“They were both legends, and frankly titans, of the early recording industry in their respective genres,” said Ted Olson, a professor in the department of Appalachian studies at East Tennessee State University.
Olson said Rodgers, who has been dubbed “The Father of Country Music,” was a luminary in what was then called “hillbilly music” and recorded during the 1927 Bristol sessions, which helped launch a successful career as a recording artist.
Although there were other major country musicians performing in that time period, Rodgers was a “key transitional figure,” Olson said, who put an innovative twist on traditional sounds.
Jefferson, meanwhile, was an African American blues guitarist and singer from Texas who recorded music for Paramount Records. “(He) was one of the best selling blues acts in what was at the time marketed as ‘race music,’ ” Olson said.
Over the years, Olson said Jefferson’s songs, including “Matchbox Blues” and “See That My Grave Is Kept Clean,” have influenced artists like Bob Dylan and The Beatles.

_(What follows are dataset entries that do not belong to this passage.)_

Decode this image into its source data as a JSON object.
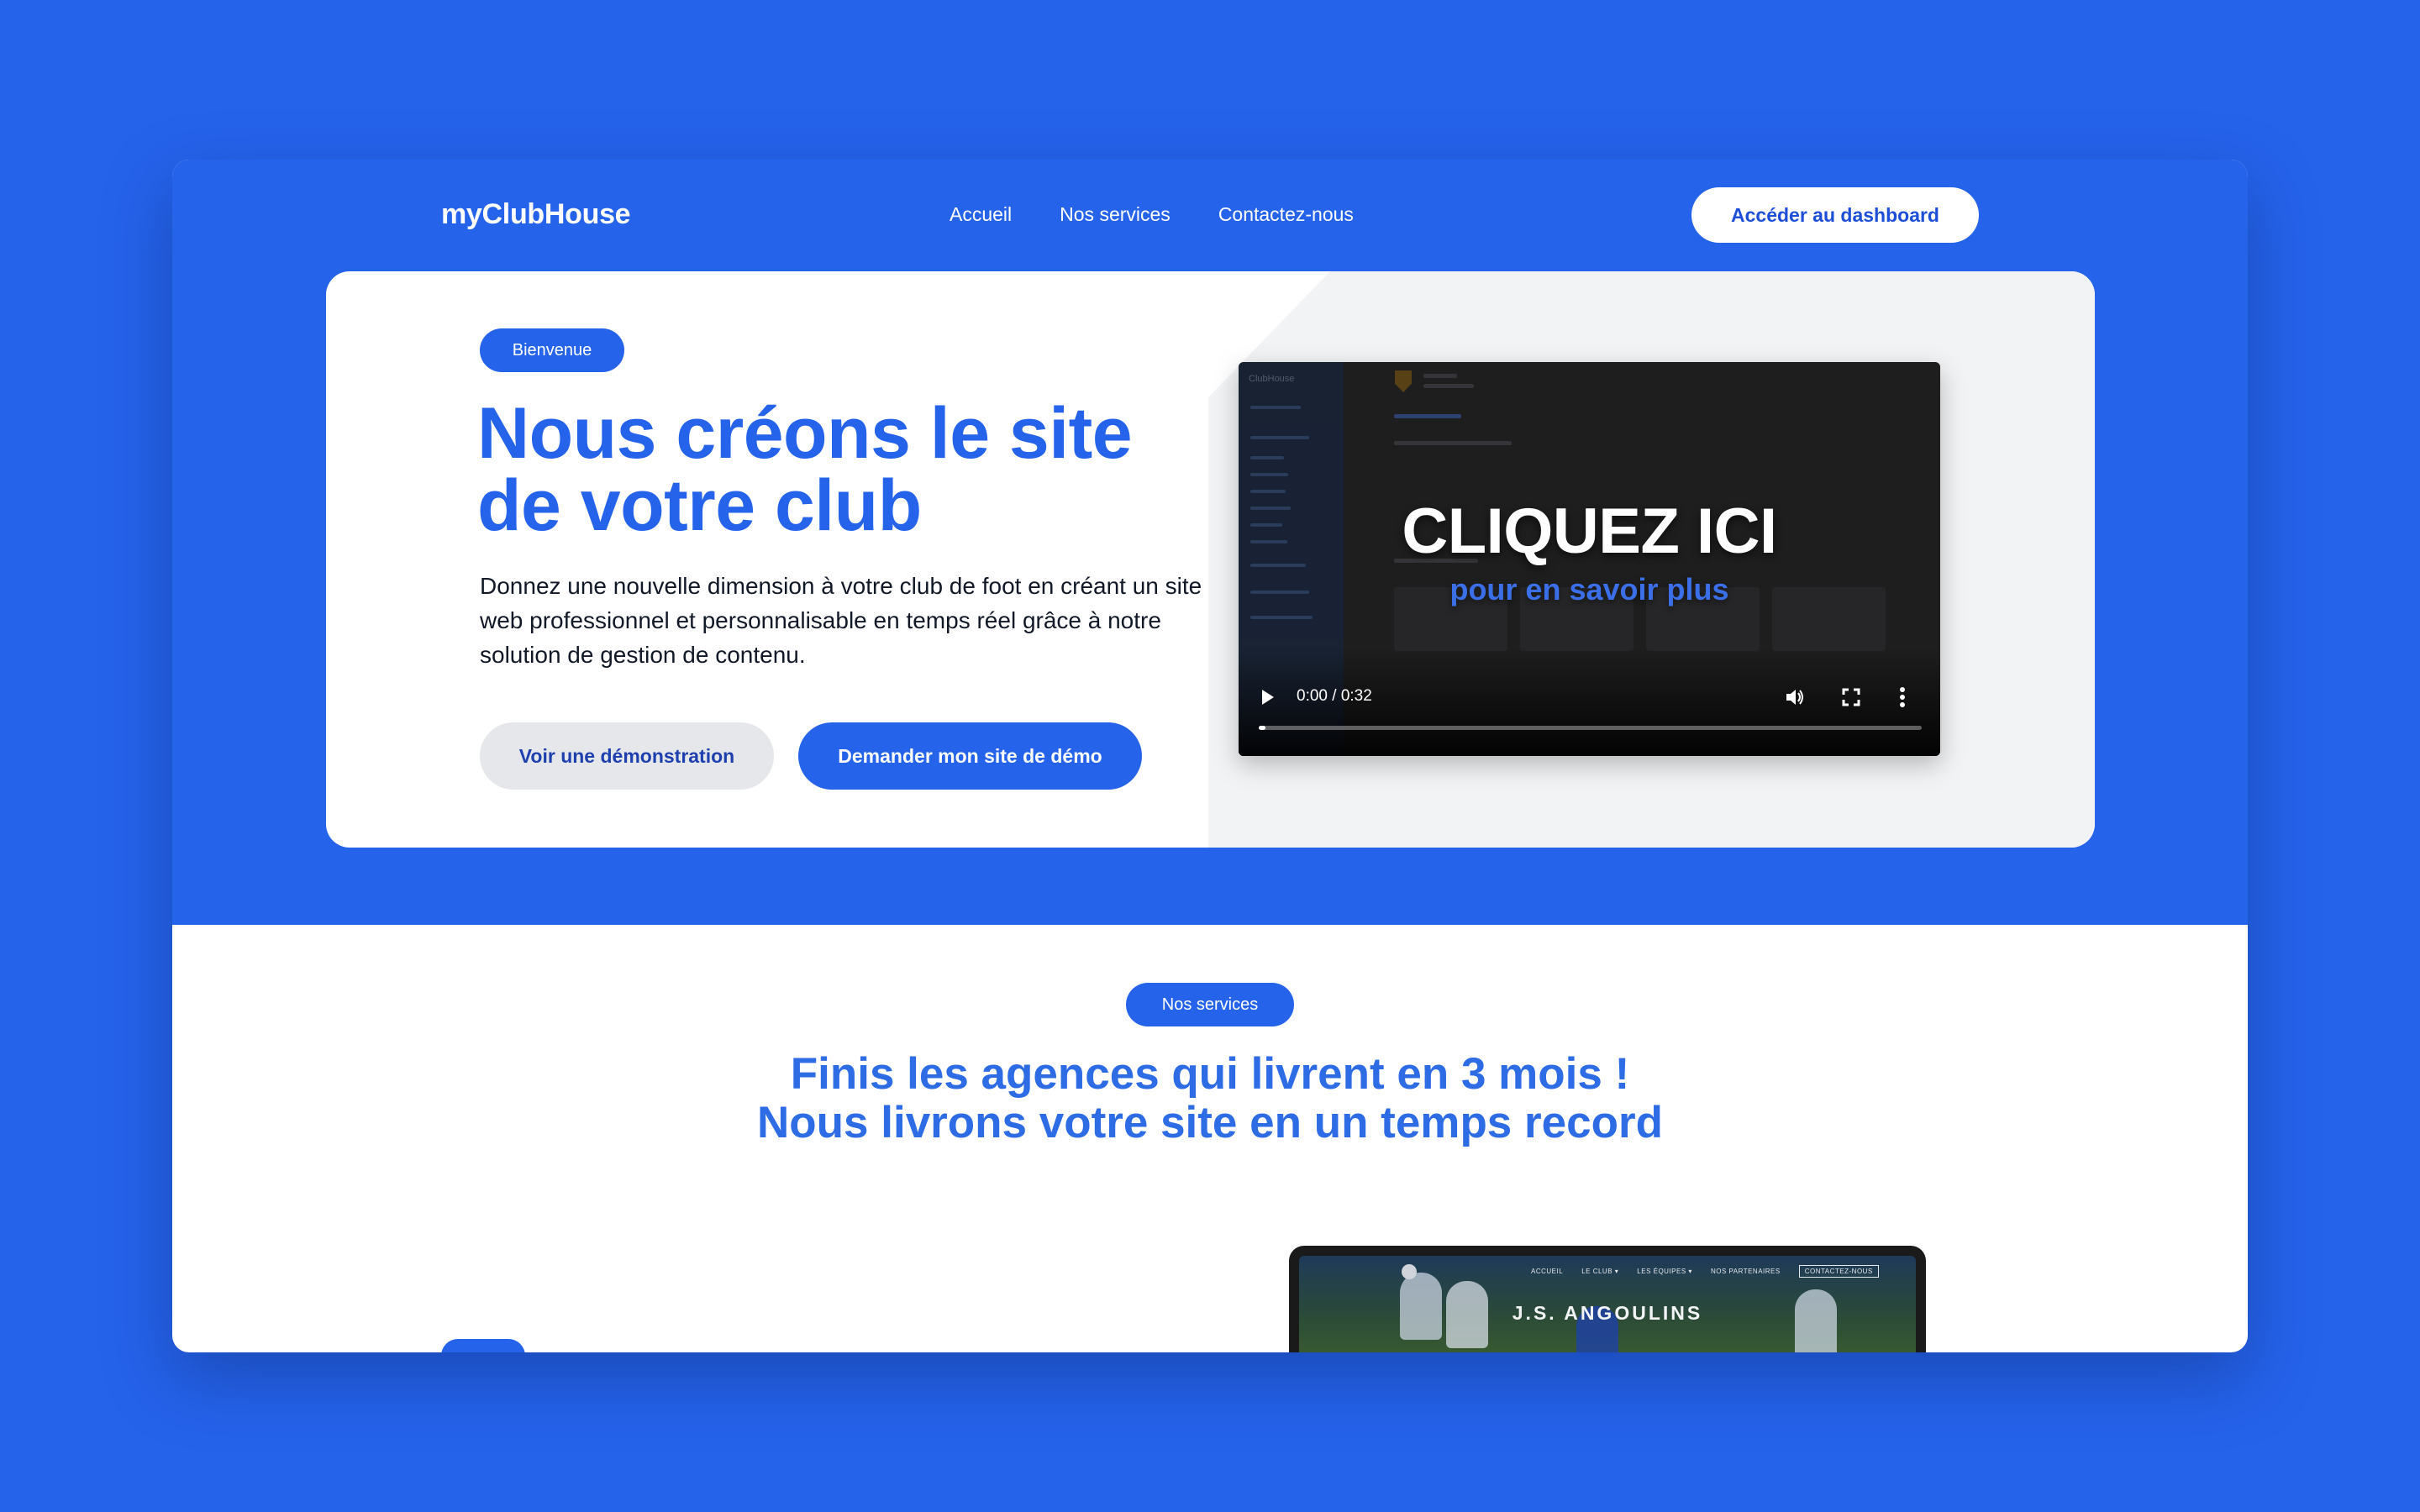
{
  "nav": {
    "logo": "myClubHouse",
    "links": [
      "Accueil",
      "Nos services",
      "Contactez-nous"
    ],
    "cta": "Accéder au dashboard"
  },
  "hero": {
    "badge": "Bienvenue",
    "title_line1": "Nous créons le site",
    "title_line2": "de votre club",
    "description": "Donnez une nouvelle dimension à votre club de foot en créant un site web professionnel et personnalisable en temps réel grâce à notre solution de gestion de contenu.",
    "btn_demo": "Voir une démonstration",
    "btn_request": "Demander mon site de démo"
  },
  "video": {
    "title": "CLIQUEZ ICI",
    "subtitle": "pour en savoir plus",
    "time": "0:00 / 0:32",
    "progress": 0.0,
    "thumbnail": {
      "sidebar_title": "ClubHouse"
    },
    "icons": [
      "play-icon",
      "volume-icon",
      "fullscreen-icon",
      "more-options-icon"
    ]
  },
  "services": {
    "badge": "Nos services",
    "title_line1": "Finis les agences qui livrent en 3 mois !",
    "title_line2": "Nous livrons votre site en un temps record"
  },
  "laptop_preview": {
    "site_title": "J.S. ANGOULINS",
    "nav": [
      "ACCUEIL",
      "LE CLUB ▾",
      "LES ÉQUIPES ▾",
      "NOS PARTENAIRES",
      "CONTACTEZ-NOUS"
    ]
  },
  "colors": {
    "brand_blue": "#2563EB",
    "title_blue": "#2E6CE6",
    "button_gray": "#E5E7EB"
  }
}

Although their untimely deaths make them grim companions in the catalogue of artists who have died too early, the two musicians appear to have another thing common: They both visited Johnson City.
Rodgers visited the town in April 1927 to perform at a three-day annual convention in Johnson City for the 52nd District Rotary Club.
“I think Johnson City is a very important situation in Jimmie Rodgers’ career because it obviously connected him with some very compelling musicians,” Olson said.
There, he met a trio from Bristol called the Tenneva Ramblers, which was composed of Jack Pierce and brothers Claude and Jack Grant.
“They kind of augmented Jimmie Rodgers’ kind of Mississippi based-sound and kind of gave him Appalachian string band credentials,” Olson said.
The group was later known as the Jimmie Rodgers Entertainers, but when they arrived in Bristol in 1927 to record, Olson said the musicians had a disagreement, which Olson said could have stemmed from a dispute over whose name would appear on the record label.
“There was a falling out over artistic vision about who would lead and what they would play and how they would sound,” Olson said, “and so Jimmie Rodgers and the Tennevas broke apart.”
Jefferson’s connection with the city is a little more tenuous. Two musicians, Clarence Greene and Walter Davis, regularly visited Johnson City in the mid-1920s. During one visit, they heard a musician performing blues music in the city’s downtown.
“They came to believe and insist in later years that it was Blind Lemon Jefferson,” Olson said. In the 1970s, Olson said Davis recalled Jefferson’s visit to Johnson City in an interview with Wayne Erbsen, a musician living in Asheville, North Carolina. Olson believes this is an accurate retelling.
Olson said the story goes that Greene learned how to play blues guitar, “by the process of musical osmosis,” watching Blind Lemon Jefferson perform on the streets of Johnson City.
Knowing what he knows about Greene’s commitment to the craft, Olson said he’s inclined to believe that Greene actively engaged with Jefferson to learn more about the genre.
“He probably not only listened to Blind Lemon Jefferson play, but in all likelihood asked him questions, maybe stuck around a little while, probably tipped him a little bit in exchange for having a conversation,” Olson said.
Greene later recorded “Johnson City Blues,” which was an adaption of “Chattanooga Blues” recorded by African American singer Ida Cox in 1923, during the 1928 Johnson City sessions. The album sold 5,791 copies the year it was released.
Although Jefferson and Rodgers are considered innovative musicians in blues and country music respectively, Olson said their influence has extended beyond the bounds of those genres.
“I think it is important to say that both the artists, despite the fact that they were marketed in genre-specific directions for commercial purposes, their impact was much more broad-based than that,” Olson said.